Not everyone is management material
At the risk of making a severely career-limiting statement, I'm not management material.
The last thing I want to do is manage people - I can barely manage myself. I strongly believe that being able to manage other people is a skill in itself. You might be good at your job, but that doesn't mean you can direct others.
I do like it when colleagues and work friends ask me for advice about their careers or something that's happening in their work life. But I definitely don't want to be responsible for disciplining people and motivating them.
And I'd rather poke my eye out than have to listen to mind-numbingly petty grumbles and adjudicate office spats. In my book, that's a complete waste of time.
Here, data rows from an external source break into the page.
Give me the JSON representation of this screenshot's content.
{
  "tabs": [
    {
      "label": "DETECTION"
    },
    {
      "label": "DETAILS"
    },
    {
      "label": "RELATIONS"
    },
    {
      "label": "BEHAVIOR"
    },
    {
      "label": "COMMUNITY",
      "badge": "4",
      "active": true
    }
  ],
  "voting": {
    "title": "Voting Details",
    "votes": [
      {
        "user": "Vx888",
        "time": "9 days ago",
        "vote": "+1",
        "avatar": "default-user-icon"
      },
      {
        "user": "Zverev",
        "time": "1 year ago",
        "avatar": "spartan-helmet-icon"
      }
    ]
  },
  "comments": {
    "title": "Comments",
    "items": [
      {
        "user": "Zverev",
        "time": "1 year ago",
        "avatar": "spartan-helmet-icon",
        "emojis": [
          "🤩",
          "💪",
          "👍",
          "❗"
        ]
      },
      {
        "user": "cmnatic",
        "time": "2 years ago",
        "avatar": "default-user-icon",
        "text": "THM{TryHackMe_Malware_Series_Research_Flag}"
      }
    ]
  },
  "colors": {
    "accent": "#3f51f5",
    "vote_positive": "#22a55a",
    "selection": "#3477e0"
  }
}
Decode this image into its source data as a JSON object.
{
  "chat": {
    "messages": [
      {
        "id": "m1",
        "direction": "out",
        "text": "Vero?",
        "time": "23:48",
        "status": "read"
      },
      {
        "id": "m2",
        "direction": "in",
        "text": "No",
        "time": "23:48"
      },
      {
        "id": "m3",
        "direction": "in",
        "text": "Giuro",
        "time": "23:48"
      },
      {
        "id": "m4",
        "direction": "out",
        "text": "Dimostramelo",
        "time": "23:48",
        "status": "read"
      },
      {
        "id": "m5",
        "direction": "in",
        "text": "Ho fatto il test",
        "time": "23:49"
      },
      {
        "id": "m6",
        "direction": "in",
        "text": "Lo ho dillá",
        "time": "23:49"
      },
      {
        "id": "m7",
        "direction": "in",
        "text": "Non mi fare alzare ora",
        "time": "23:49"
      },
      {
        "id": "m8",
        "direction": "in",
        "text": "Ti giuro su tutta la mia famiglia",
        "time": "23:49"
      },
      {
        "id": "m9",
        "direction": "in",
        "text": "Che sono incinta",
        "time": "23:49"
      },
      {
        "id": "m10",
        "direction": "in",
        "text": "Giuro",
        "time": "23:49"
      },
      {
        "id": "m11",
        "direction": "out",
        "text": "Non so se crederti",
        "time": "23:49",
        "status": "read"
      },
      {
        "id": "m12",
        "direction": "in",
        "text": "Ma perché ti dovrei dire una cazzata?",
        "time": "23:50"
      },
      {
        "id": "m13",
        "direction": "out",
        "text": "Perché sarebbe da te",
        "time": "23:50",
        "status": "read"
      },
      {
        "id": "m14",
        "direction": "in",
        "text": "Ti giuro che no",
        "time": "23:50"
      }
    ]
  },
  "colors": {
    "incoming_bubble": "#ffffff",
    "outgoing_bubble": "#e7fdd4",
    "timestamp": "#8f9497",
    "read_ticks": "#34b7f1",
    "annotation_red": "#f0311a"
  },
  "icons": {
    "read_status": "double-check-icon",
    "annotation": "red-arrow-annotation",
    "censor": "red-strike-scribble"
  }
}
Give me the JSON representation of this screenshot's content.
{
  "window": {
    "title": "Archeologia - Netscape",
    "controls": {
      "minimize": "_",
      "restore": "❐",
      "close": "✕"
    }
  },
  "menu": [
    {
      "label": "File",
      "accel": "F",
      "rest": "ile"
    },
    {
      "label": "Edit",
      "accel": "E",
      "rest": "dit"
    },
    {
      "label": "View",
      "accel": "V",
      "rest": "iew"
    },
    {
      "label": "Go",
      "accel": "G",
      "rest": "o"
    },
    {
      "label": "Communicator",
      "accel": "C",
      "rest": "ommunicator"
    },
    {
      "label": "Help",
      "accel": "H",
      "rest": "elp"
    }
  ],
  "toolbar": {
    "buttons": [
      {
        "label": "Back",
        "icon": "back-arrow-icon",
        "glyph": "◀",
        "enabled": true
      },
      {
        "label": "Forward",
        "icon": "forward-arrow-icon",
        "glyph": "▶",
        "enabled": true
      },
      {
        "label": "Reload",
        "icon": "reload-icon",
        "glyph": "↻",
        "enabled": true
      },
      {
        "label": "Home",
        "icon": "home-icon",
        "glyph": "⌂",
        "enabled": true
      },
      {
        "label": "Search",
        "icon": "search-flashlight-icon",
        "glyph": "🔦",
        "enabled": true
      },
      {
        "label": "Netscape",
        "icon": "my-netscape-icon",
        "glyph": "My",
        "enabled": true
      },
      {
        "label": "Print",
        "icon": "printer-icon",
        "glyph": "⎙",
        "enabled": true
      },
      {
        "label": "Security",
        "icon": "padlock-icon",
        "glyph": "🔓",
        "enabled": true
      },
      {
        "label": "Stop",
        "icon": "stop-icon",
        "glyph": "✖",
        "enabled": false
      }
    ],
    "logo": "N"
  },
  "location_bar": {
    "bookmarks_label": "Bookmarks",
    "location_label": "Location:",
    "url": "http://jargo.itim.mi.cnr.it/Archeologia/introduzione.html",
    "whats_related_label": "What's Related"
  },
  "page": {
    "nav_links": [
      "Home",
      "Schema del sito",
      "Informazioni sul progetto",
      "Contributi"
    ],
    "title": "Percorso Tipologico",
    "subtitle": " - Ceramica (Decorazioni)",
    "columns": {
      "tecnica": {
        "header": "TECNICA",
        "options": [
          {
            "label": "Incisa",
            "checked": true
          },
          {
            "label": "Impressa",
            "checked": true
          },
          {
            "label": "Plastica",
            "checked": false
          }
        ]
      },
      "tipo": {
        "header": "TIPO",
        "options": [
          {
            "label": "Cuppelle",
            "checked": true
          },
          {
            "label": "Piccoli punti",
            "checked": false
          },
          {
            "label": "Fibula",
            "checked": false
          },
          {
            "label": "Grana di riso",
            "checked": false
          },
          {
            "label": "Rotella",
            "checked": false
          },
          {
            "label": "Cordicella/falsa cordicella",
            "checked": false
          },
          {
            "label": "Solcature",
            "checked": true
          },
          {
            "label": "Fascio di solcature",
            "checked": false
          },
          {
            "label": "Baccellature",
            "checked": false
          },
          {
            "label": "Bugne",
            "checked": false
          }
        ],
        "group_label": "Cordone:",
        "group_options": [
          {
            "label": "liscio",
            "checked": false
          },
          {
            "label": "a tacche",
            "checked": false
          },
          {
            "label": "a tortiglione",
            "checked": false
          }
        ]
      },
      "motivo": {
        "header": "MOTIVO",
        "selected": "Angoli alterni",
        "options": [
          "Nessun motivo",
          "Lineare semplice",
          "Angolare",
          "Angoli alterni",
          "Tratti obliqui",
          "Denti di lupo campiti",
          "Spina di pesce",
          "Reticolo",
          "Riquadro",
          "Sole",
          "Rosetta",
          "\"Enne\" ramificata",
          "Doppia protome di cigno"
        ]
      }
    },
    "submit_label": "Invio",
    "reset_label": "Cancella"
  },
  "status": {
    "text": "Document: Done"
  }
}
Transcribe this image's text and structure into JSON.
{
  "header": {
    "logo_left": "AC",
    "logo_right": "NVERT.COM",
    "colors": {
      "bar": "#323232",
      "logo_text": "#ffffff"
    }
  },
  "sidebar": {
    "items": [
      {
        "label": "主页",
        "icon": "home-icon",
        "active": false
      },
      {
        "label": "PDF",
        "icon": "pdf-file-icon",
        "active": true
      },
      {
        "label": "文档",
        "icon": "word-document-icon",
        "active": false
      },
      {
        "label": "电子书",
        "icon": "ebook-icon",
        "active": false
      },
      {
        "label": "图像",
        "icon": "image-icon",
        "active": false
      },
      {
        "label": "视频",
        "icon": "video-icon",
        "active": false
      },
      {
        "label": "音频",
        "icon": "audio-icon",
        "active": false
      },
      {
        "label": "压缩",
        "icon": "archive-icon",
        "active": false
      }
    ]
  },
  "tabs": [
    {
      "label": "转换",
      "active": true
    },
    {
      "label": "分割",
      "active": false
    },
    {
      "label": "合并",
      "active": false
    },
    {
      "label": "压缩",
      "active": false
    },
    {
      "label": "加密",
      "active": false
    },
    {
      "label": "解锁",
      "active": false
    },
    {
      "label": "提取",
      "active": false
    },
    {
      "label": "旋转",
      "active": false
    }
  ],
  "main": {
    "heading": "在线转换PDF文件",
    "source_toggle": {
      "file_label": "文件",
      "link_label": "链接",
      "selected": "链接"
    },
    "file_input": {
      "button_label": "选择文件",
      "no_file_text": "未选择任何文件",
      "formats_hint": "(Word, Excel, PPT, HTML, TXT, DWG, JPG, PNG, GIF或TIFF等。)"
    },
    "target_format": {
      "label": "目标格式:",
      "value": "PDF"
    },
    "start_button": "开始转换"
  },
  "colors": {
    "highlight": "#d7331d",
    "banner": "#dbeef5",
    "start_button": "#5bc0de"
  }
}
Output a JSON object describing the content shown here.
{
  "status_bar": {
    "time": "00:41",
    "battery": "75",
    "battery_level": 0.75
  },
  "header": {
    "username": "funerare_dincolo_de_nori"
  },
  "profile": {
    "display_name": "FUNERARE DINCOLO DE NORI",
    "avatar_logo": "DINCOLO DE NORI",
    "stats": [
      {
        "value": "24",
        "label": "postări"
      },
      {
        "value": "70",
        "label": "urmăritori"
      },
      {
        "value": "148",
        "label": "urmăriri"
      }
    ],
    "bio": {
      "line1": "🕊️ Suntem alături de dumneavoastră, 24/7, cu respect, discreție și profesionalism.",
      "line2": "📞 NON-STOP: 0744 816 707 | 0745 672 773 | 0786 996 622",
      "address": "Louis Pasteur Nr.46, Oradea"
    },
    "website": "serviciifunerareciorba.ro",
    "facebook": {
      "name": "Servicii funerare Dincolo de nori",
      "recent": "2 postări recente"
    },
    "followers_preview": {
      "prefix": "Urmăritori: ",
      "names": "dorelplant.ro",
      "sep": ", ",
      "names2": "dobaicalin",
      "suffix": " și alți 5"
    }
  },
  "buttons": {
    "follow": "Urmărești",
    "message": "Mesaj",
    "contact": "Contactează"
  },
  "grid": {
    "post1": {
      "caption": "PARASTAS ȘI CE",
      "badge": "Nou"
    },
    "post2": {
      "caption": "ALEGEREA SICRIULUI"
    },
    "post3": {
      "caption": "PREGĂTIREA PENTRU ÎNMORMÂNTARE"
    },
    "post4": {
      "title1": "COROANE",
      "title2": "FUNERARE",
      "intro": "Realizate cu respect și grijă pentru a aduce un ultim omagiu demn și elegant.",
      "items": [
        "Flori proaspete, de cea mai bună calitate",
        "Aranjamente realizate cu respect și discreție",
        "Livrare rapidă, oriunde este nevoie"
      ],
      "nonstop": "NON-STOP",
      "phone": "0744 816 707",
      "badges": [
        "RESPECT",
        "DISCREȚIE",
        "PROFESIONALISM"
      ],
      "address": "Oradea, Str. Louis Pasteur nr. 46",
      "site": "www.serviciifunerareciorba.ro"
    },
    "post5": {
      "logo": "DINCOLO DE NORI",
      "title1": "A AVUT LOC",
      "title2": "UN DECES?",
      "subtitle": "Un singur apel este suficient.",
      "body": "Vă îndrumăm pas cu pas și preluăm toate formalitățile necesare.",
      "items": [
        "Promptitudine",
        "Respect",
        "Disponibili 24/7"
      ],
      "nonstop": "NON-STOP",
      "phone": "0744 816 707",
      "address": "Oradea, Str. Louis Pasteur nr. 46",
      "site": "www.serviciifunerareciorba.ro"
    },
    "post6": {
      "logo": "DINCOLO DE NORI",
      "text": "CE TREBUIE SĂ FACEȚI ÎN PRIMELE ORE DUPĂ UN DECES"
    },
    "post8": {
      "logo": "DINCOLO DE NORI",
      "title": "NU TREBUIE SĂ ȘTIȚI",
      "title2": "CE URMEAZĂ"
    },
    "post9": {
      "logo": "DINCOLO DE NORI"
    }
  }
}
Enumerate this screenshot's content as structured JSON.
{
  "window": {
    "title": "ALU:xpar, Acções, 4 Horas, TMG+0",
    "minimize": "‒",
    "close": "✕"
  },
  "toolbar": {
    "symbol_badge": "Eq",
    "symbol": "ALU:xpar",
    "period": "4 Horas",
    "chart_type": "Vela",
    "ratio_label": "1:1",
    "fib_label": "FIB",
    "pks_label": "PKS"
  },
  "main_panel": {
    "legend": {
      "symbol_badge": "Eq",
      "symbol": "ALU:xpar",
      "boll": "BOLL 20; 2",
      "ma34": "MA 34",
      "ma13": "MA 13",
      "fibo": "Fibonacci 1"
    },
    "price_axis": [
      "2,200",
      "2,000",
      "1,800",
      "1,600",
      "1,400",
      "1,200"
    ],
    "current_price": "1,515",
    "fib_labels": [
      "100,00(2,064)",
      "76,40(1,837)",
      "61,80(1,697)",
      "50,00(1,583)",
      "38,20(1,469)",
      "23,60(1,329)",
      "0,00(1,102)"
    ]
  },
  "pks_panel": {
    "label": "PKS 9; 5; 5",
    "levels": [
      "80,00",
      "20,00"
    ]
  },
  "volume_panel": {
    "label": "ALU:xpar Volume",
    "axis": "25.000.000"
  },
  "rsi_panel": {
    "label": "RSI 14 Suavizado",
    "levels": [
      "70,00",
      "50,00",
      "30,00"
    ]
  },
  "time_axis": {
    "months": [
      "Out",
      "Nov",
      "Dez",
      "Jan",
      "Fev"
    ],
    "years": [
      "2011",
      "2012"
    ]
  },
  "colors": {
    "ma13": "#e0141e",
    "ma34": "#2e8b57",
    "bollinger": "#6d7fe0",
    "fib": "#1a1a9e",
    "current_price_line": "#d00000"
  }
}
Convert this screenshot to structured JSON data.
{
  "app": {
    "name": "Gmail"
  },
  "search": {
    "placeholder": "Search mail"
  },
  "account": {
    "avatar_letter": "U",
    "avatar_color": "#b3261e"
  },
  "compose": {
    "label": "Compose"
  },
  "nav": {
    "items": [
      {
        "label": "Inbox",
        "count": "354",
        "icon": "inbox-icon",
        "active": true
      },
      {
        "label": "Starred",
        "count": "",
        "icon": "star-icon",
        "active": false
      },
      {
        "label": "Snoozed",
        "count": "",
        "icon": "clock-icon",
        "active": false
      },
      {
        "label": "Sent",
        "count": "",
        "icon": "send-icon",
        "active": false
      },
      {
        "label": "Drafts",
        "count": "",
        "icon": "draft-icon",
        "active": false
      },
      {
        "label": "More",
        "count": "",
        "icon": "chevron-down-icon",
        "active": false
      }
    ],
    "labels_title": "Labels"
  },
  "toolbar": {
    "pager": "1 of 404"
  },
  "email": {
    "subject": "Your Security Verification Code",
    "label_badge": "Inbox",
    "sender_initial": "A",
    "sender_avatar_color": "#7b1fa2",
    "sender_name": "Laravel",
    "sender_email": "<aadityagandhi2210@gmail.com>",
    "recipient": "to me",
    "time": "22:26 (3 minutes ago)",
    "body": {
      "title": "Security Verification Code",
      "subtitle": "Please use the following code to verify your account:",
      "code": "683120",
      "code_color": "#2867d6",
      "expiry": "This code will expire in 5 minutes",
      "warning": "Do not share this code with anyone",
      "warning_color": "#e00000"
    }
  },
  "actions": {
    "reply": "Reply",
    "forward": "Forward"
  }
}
So this week, I've compiled a list of attributes I think you need to have to be a top manager.
Spoiler alert: it doesn't include having a degree from Harvard, an innate ability to get ahead by stepping on others or a propensity to stick around in a company for so long eventually they have to promote you to management.
Trust your staff to do the job they were hired to do
There's nothing more annoying than your manager doing your job for you - obviously because they think you're a moron who should probably never have graduated from kindergarten. The best managers trust that their staff know what they're doing and will let them sort things out for themselves. They also cultivate an environment so that people know when to ask for help if they need it.
Nathan Schokker runs facilities management business Talio. He once had a situation in which there was a communication breakdown with a client over cleaning of and repairs to the client's property. Repeated back and forths with the client couldn't resolve the situation.
So, rather than becoming directly involved himself, Nathan eventually got his staff to work out exactly what the client was unhappy about and they fixed it. The client was delighted and his people no doubt received a morale boost as well.
Don't be afraid of conflict
I genuinely believe that conflict is healthy and a normal part of life. It happens all the time in the workplace and the best managers know this, don't try to pretend it's not happening and face it head on.
I remember fighting with a designer at one job, no doubt about something petty given I can't even remember what the disagreement was about.
My boss pulled us both into a meeting room and gave us a chance to vent. That was all that was needed to diffuse the situation. The best managers give both sides an opportunity to say their piece and then encourage each party to kiss and make up. (Figuratively, not literally - you don't want HR involved.)
Know when to apologise
Another time I felt completely overwhelmed by work when my boss decided it would be a great idea to launch a new newsletter for the business and that I'd be the perfect person to run the project. I'm not proud to say I might have had a tantrum in response. Anyway, the following day, my boss called me into the office, apologised to me - when he need not have, given there's no excuse for hissy fits - and recognised I was already under a lot of pressure. There was no more mention of the newsletter after that.
Mucho respeto. His actions won an admirer for life.
As Tony Gleeson, executive general manager with the Australian Institute of Management says, "a good indicator as to whether you are management material is knowing that you are not always right. You are not management material if you don't enjoy working with people. You are not management material if you don't have leadership skills or want to learn leadership skills.
"And you won't make it to management if you don't have communication skills and emotional intelligence. A good manager needs to be able to converse with everybody from the person on the shop floor to top level executives," he adds.
Be prepared to promote people
My first job when I came back from kicking it around Europe after uni was at a very small PR firm. I thought it would be a good stepping stone to doing what I really wanted, which was write full time. Problem was the owner was the only person who was allowed to do any writing.
Although I was grateful to have a job, I knew that I'd be outta there as soon as another opportunity came along that would mean I could write. And that's exactly what happened. The owner was shocked when I resigned - she thought I'd stick around for a decade or more until she deigned to give me some responsibility. Wrong.
So what have I learned from all this? Above all, you need to be human if you're a manager. You need to understand that your staff are people with foibles and failings - and great points too.
You have to let them do their thing and figure stuff out for themselves. You need to be prepared to listen when the cat dies, and you need to turn a blind eye (nose?) when they turn up covered in baby spew.
And - this has got to be the worst part of the job - sometimes you're going to have to fire people for poor performance.
It's not for me, but if that sounds like you, I take my hat off to you.
Sydney Morning Herald